[Prompt]: Scan the lines below; pull out those with "integration".

─── Information provided ───

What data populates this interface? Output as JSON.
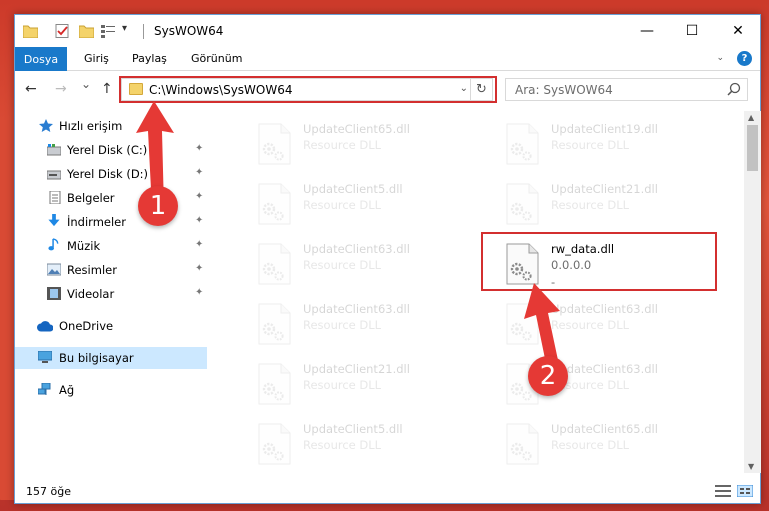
{
  "titlebar": {
    "title": "SysWOW64",
    "minimize_glyph": "—",
    "maximize_glyph": "☐",
    "close_glyph": "✕"
  },
  "ribbon": {
    "tabs": [
      "Dosya",
      "Giriş",
      "Paylaş",
      "Görünüm"
    ],
    "help_glyph": "?"
  },
  "nav": {
    "back_glyph": "←",
    "forward_glyph": "→",
    "recent_glyph": "⌄",
    "up_glyph": "↑",
    "address": "C:\\Windows\\SysWOW64",
    "search_placeholder": "Ara: SysWOW64"
  },
  "sidebar": {
    "items": [
      {
        "label": "Hızlı erişim",
        "icon": "star-icon",
        "pinned": false
      },
      {
        "label": "Yerel Disk (C:)",
        "icon": "drive-icon",
        "pinned": true
      },
      {
        "label": "Yerel Disk (D:)",
        "icon": "drive-icon",
        "pinned": true
      },
      {
        "label": "Belgeler",
        "icon": "document-icon",
        "pinned": true
      },
      {
        "label": "İndirmeler",
        "icon": "download-icon",
        "pinned": true
      },
      {
        "label": "Müzik",
        "icon": "music-icon",
        "pinned": true
      },
      {
        "label": "Resimler",
        "icon": "pictures-icon",
        "pinned": true
      },
      {
        "label": "Videolar",
        "icon": "video-icon",
        "pinned": true
      },
      {
        "label": "OneDrive",
        "icon": "cloud-icon",
        "pinned": false
      },
      {
        "label": "Bu bilgisayar",
        "icon": "computer-icon",
        "pinned": false
      },
      {
        "label": "Ağ",
        "icon": "network-icon",
        "pinned": false
      }
    ],
    "pin_glyph": "📌"
  },
  "files": [
    {
      "name": "UpdateClient65.dll",
      "desc": "Resource DLL"
    },
    {
      "name": "UpdateClient19.dll",
      "desc": "Resource DLL"
    },
    {
      "name": "UpdateClient5.dll",
      "desc": "Resource DLL"
    },
    {
      "name": "UpdateClient21.dll",
      "desc": "Resource DLL"
    },
    {
      "name": "UpdateClient63.dll",
      "desc": "Resource DLL"
    },
    {
      "name": "rw_data.dll",
      "desc": "0.0.0.0",
      "extra": "-"
    },
    {
      "name": "UpdateClient63.dll",
      "desc": "Resource DLL"
    },
    {
      "name": "UpdateClient63.dll",
      "desc": "Resource DLL"
    },
    {
      "name": "UpdateClient21.dll",
      "desc": "Resource DLL"
    },
    {
      "name": "UpdateClient63.dll",
      "desc": "Resource DLL"
    },
    {
      "name": "UpdateClient5.dll",
      "desc": "Resource DLL"
    },
    {
      "name": "UpdateClient65.dll",
      "desc": "Resource DLL"
    }
  ],
  "status": {
    "item_count": "157 öğe"
  },
  "annotations": {
    "step1": "1",
    "step2": "2",
    "color": "#e53935"
  },
  "colors": {
    "accent": "#1979ca",
    "highlight_box": "#d32f2f",
    "selected_nav": "#cce8ff"
  }
}
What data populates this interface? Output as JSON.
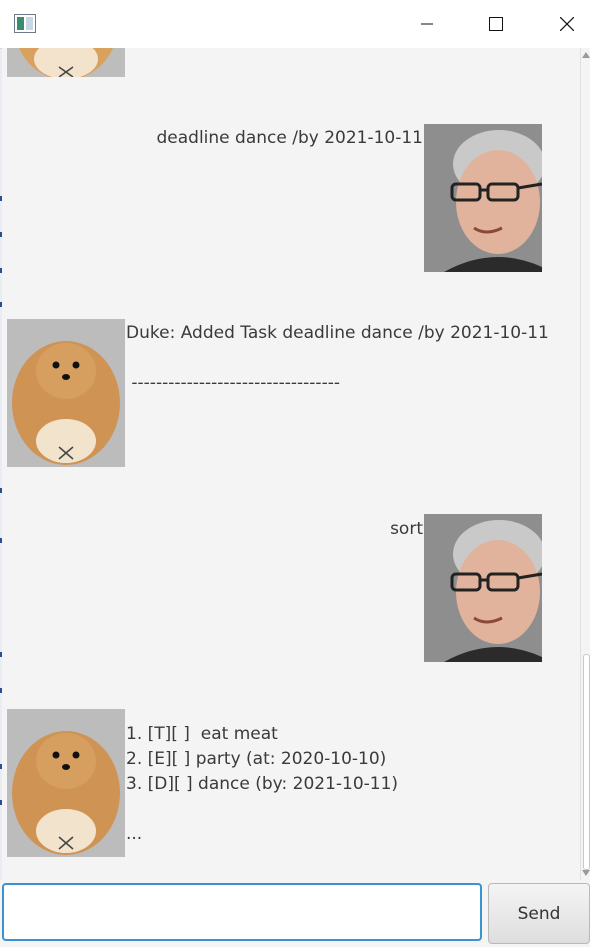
{
  "window": {
    "app_icon": "java-app-icon",
    "controls": {
      "minimize": "minimize-icon",
      "maximize": "maximize-icon",
      "close": "close-icon"
    }
  },
  "messages": [
    {
      "sender": "duke",
      "avatar": "dog-avatar",
      "text": ""
    },
    {
      "sender": "user",
      "avatar": "user-avatar",
      "text": "deadline dance /by 2021-10-11"
    },
    {
      "sender": "duke",
      "avatar": "dog-avatar",
      "text": "Duke: Added Task deadline dance /by 2021-10-11\n\n ----------------------------------"
    },
    {
      "sender": "user",
      "avatar": "user-avatar",
      "text": "sort"
    },
    {
      "sender": "duke",
      "avatar": "dog-avatar",
      "text": "1. [T][ ]  eat meat\n2. [E][ ] party (at: 2020-10-10)\n3. [D][ ] dance (by: 2021-10-11)\n\n..."
    }
  ],
  "input": {
    "value": "",
    "placeholder": ""
  },
  "send_button": {
    "label": "Send"
  },
  "colors": {
    "input_focus": "#3a92cf",
    "background": "#f4f4f4"
  }
}
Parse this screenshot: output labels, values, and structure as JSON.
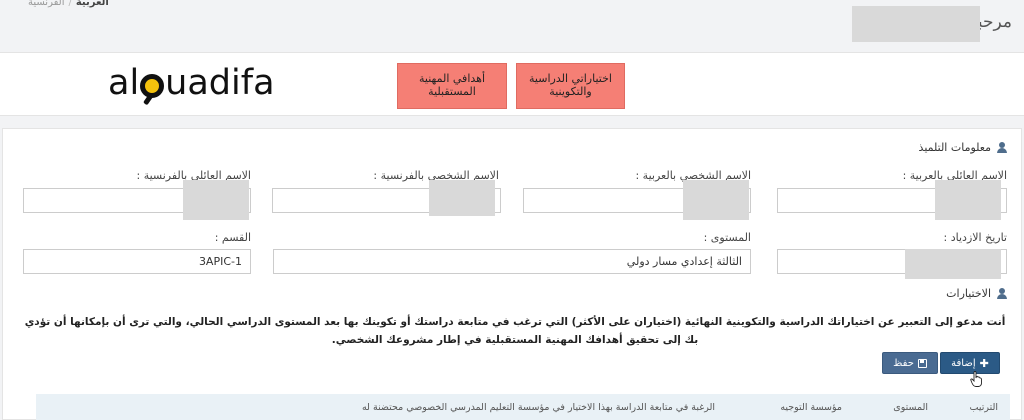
{
  "header": {
    "lang_active": "العربية",
    "lang_other": "الفرنسية",
    "greeting": "مرحبا"
  },
  "logo": {
    "text_before": "al",
    "text_after": "uadifa"
  },
  "nav": {
    "btn_choices": "اختياراتي الدراسية\nوالتكوينية",
    "btn_goals": "أهدافي المهنية\nالمستقبلية"
  },
  "student_info": {
    "title": "معلومات التلميذ",
    "labels": {
      "family_name_ar": "الاسم العائلي بالعربية :",
      "first_name_ar": "الاسم الشخصي بالعربية :",
      "first_name_fr": "الاسم الشخصي بالفرنسية :",
      "family_name_fr": "الاسم العائلي بالفرنسية :",
      "birth_date": "تاريخ الازدياد :",
      "level": "المستوى :",
      "class": "القسم :"
    },
    "values": {
      "level": "الثالثة إعدادي مسار دولي",
      "class": "3APIC-1"
    }
  },
  "choices": {
    "title": "الاختيارات",
    "intro": "أنت مدعو إلى التعبير عن اختياراتك الدراسية والتكوينية النهائية (اختياران على الأكثر) التي ترغب في متابعة دراستك أو تكوينك بها بعد المستوى الدراسي الحالي، والتي ترى أن بإمكانها أن تؤدي بك إلى تحقيق أهدافك المهنية المستقبلية في إطار مشروعك الشخصي.",
    "add_label": "إضافة",
    "save_label": "حفظ",
    "table_headers": [
      "الترتيب",
      "المستوى",
      "مؤسسة التوجيه",
      "الرغبة في متابعة الدراسة بهذا الاختيار في مؤسسة التعليم المدرسي الخصوصي محتضنة له"
    ]
  },
  "colors": {
    "nav_button": "#f57f75",
    "primary": "#2b5a86",
    "table_header_bg": "#e9f1f6"
  }
}
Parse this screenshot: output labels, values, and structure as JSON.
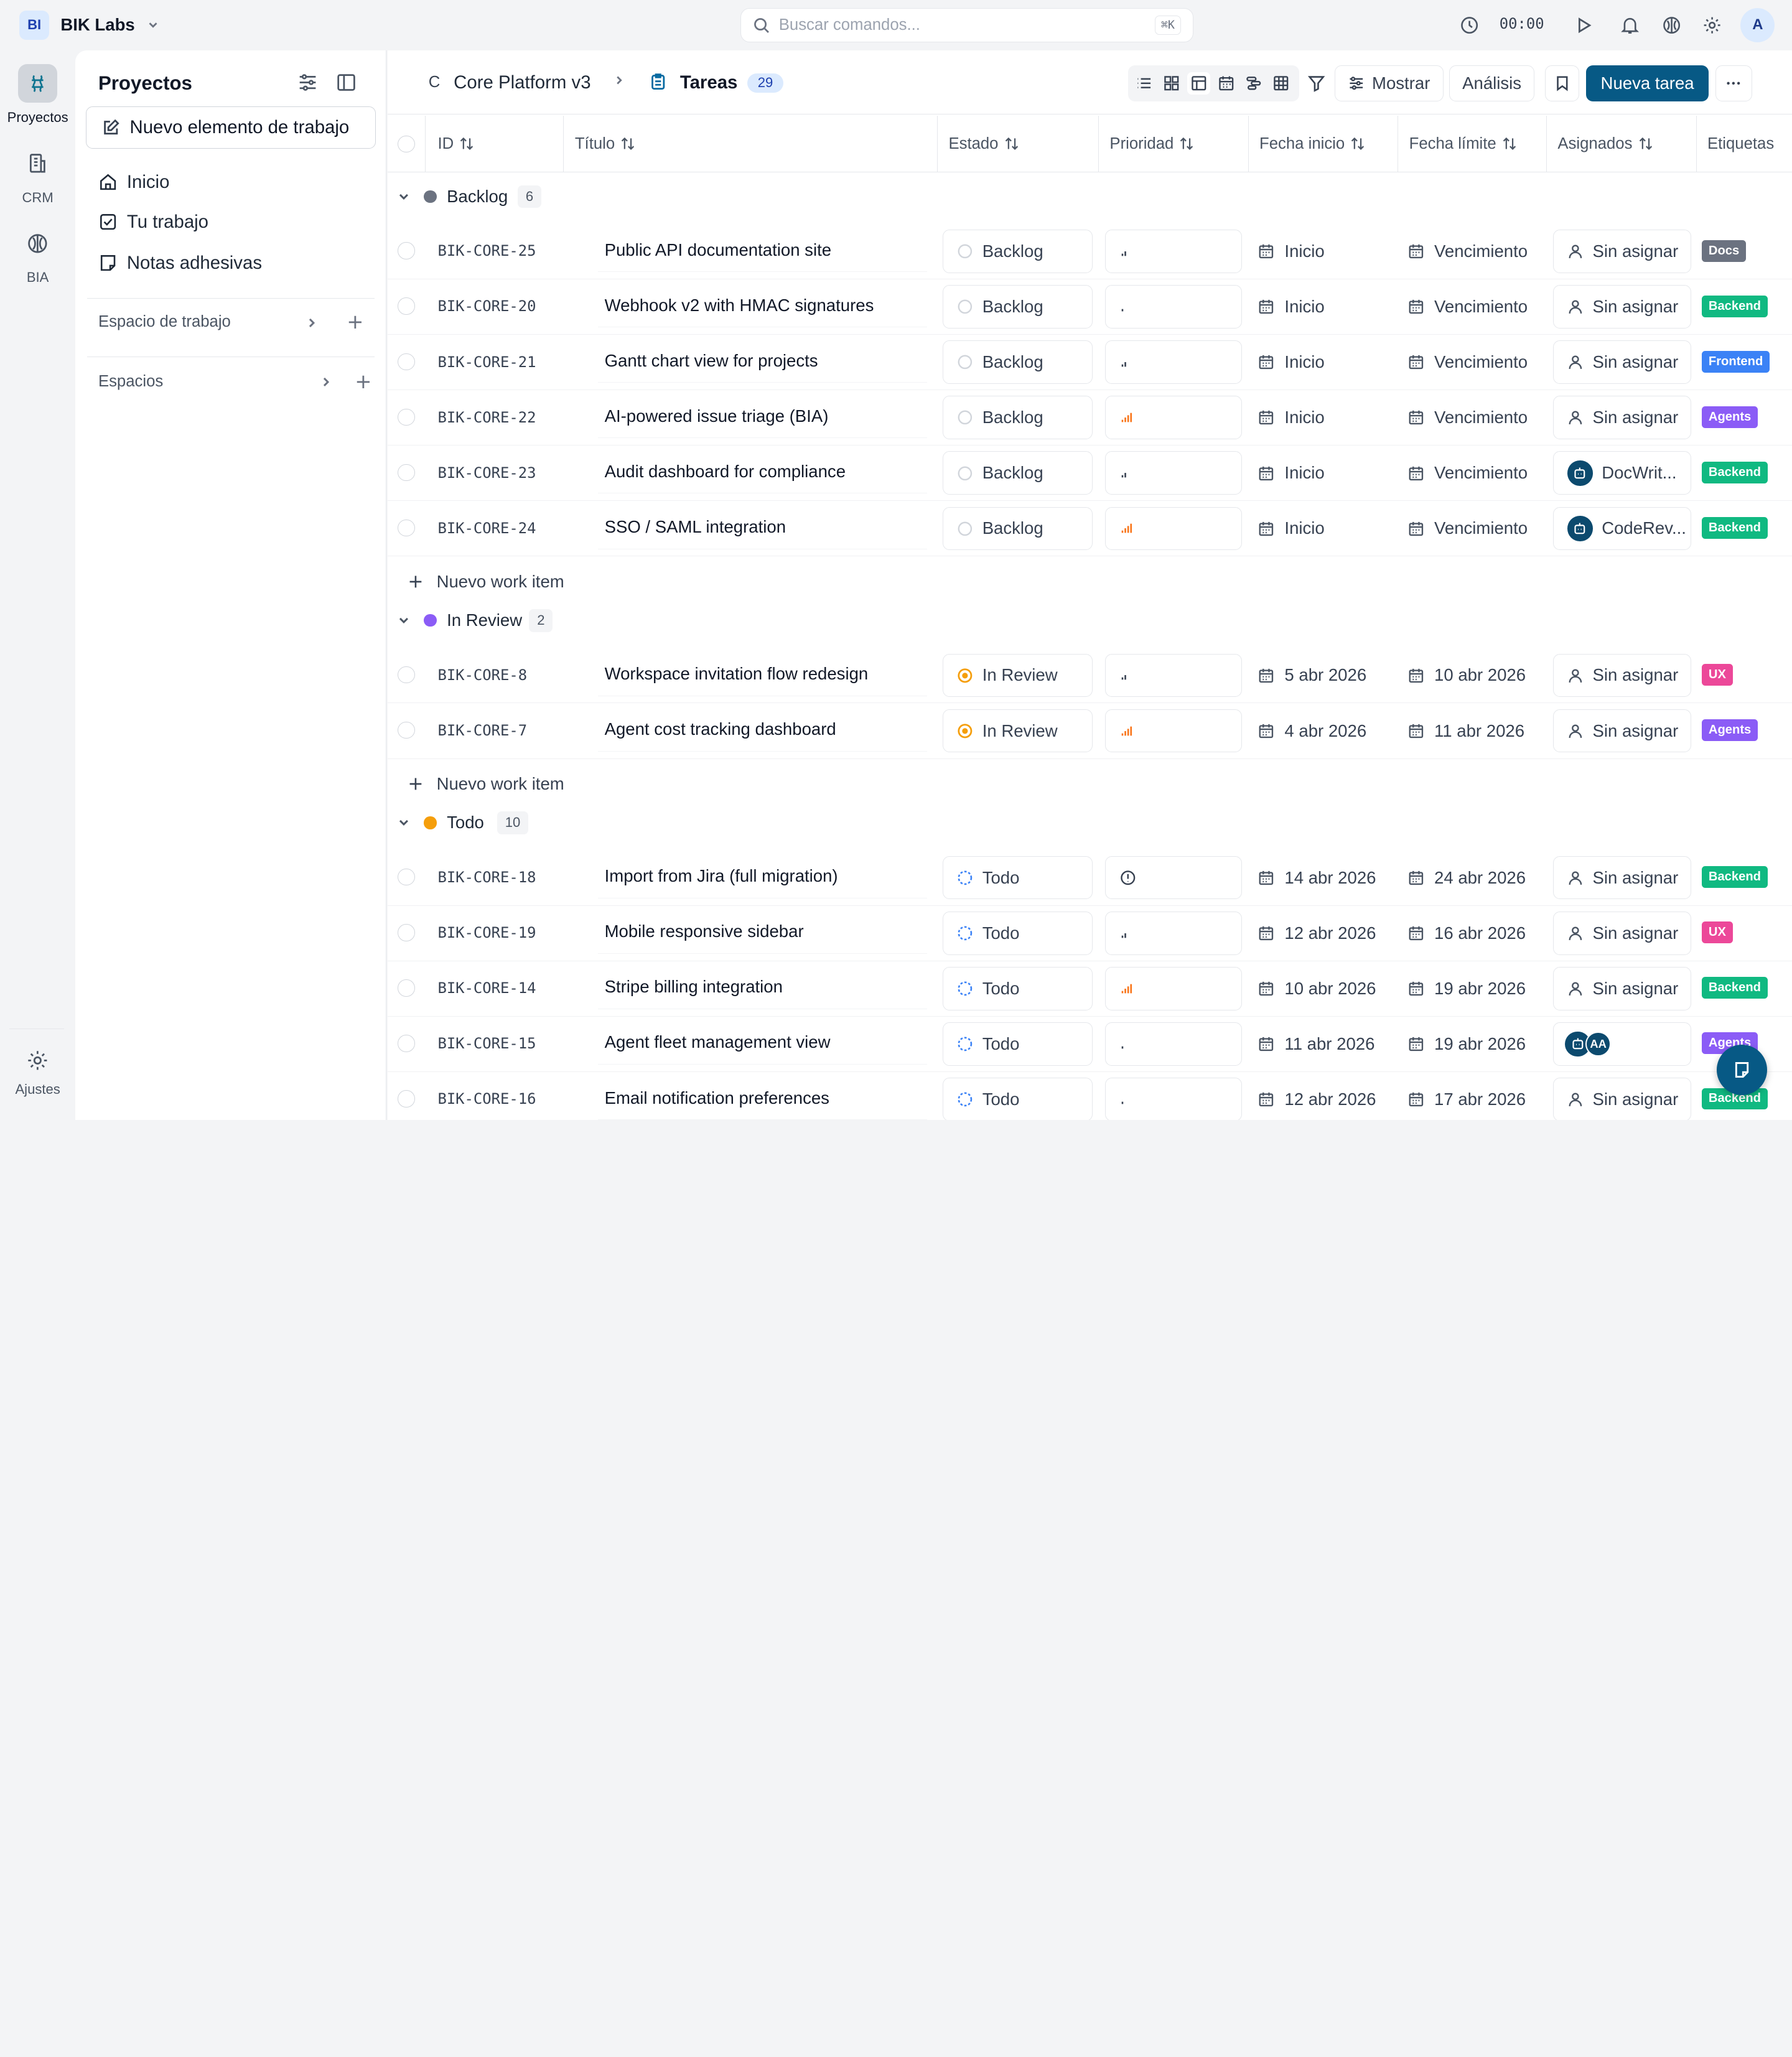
{
  "topbar": {
    "workspace_initials": "BI",
    "workspace_name": "BIK Labs",
    "search_placeholder": "Buscar comandos...",
    "search_shortcut": "⌘K",
    "timer": "00:00",
    "user_initial": "A"
  },
  "rail": {
    "projects": "Proyectos",
    "crm": "CRM",
    "bia": "BIA",
    "settings": "Ajustes"
  },
  "sidebar": {
    "title": "Proyectos",
    "new_item": "Nuevo elemento de trabajo",
    "nav": [
      {
        "label": "Inicio",
        "icon": "home-icon"
      },
      {
        "label": "Tu trabajo",
        "icon": "checkbox-icon"
      },
      {
        "label": "Notas adhesivas",
        "icon": "note-icon"
      }
    ],
    "workspace_section": "Espacio de trabajo",
    "spaces_section": "Espacios"
  },
  "breadcrumb": {
    "project_letter": "C",
    "project": "Core Platform v3",
    "page": "Tareas",
    "count": "29"
  },
  "toolbar": {
    "show_label": "Mostrar",
    "analysis_label": "Análisis",
    "new_task_label": "Nueva tarea"
  },
  "columns": {
    "id": "ID",
    "title": "Título",
    "status": "Estado",
    "priority": "Prioridad",
    "start": "Fecha inicio",
    "due": "Fecha límite",
    "assignees": "Asignados",
    "labels": "Etiquetas"
  },
  "add_row_label": "Nuevo work item",
  "colors": {
    "primary": "#075985",
    "backlog_dot": "#6b7280",
    "review_dot": "#8b5cf6",
    "todo_dot": "#f59e0b",
    "label_docs": "#6b7280",
    "label_backend": "#10b981",
    "label_frontend": "#3b82f6",
    "label_agents": "#8b5cf6",
    "label_ux": "#ec4899"
  },
  "groups": [
    {
      "name": "Backlog",
      "count": "6",
      "rows": [
        {
          "id": "BIK-CORE-25",
          "title": "Public API documentation site",
          "status": "Backlog",
          "priority": "low",
          "start": "Inicio",
          "due": "Vencimiento",
          "assignee": "Sin asignar",
          "label": "Docs"
        },
        {
          "id": "BIK-CORE-20",
          "title": "Webhook v2 with HMAC signatures",
          "status": "Backlog",
          "priority": "none",
          "start": "Inicio",
          "due": "Vencimiento",
          "assignee": "Sin asignar",
          "label": "Backend"
        },
        {
          "id": "BIK-CORE-21",
          "title": "Gantt chart view for projects",
          "status": "Backlog",
          "priority": "low",
          "start": "Inicio",
          "due": "Vencimiento",
          "assignee": "Sin asignar",
          "label": "Frontend"
        },
        {
          "id": "BIK-CORE-22",
          "title": "AI-powered issue triage (BIA)",
          "status": "Backlog",
          "priority": "high",
          "start": "Inicio",
          "due": "Vencimiento",
          "assignee": "Sin asignar",
          "label": "Agents"
        },
        {
          "id": "BIK-CORE-23",
          "title": "Audit dashboard for compliance",
          "status": "Backlog",
          "priority": "low",
          "start": "Inicio",
          "due": "Vencimiento",
          "assignee": "DocWrit...",
          "label": "Backend"
        },
        {
          "id": "BIK-CORE-24",
          "title": "SSO / SAML integration",
          "status": "Backlog",
          "priority": "high",
          "start": "Inicio",
          "due": "Vencimiento",
          "assignee": "CodeRev...",
          "label": "Backend"
        }
      ]
    },
    {
      "name": "In Review",
      "count": "2",
      "rows": [
        {
          "id": "BIK-CORE-8",
          "title": "Workspace invitation flow redesign",
          "status": "In Review",
          "priority": "low",
          "start": "5 abr 2026",
          "due": "10 abr 2026",
          "assignee": "Sin asignar",
          "label": "UX"
        },
        {
          "id": "BIK-CORE-7",
          "title": "Agent cost tracking dashboard",
          "status": "In Review",
          "priority": "high",
          "start": "4 abr 2026",
          "due": "11 abr 2026",
          "assignee": "Sin asignar",
          "label": "Agents"
        }
      ]
    },
    {
      "name": "Todo",
      "count": "10",
      "rows": [
        {
          "id": "BIK-CORE-18",
          "title": "Import from Jira (full migration)",
          "status": "Todo",
          "priority": "urgent",
          "start": "14 abr 2026",
          "due": "24 abr 2026",
          "assignee": "Sin asignar",
          "label": "Backend"
        },
        {
          "id": "BIK-CORE-19",
          "title": "Mobile responsive sidebar",
          "status": "Todo",
          "priority": "low",
          "start": "12 abr 2026",
          "due": "16 abr 2026",
          "assignee": "Sin asignar",
          "label": "UX"
        },
        {
          "id": "BIK-CORE-14",
          "title": "Stripe billing integration",
          "status": "Todo",
          "priority": "high",
          "start": "10 abr 2026",
          "due": "19 abr 2026",
          "assignee": "Sin asignar",
          "label": "Backend"
        },
        {
          "id": "BIK-CORE-15",
          "title": "Agent fleet management view",
          "status": "Todo",
          "priority": "none",
          "start": "11 abr 2026",
          "due": "19 abr 2026",
          "assignee": "",
          "assignee_initials": "AA",
          "label": "Agents"
        },
        {
          "id": "BIK-CORE-16",
          "title": "Email notification preferences",
          "status": "Todo",
          "priority": "none",
          "start": "12 abr 2026",
          "due": "17 abr 2026",
          "assignee": "Sin asignar",
          "label": "Backend"
        }
      ]
    }
  ]
}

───

[Exercise result]:
          "title": "SSO / SAML integration",
          "title": "Stripe billing integration",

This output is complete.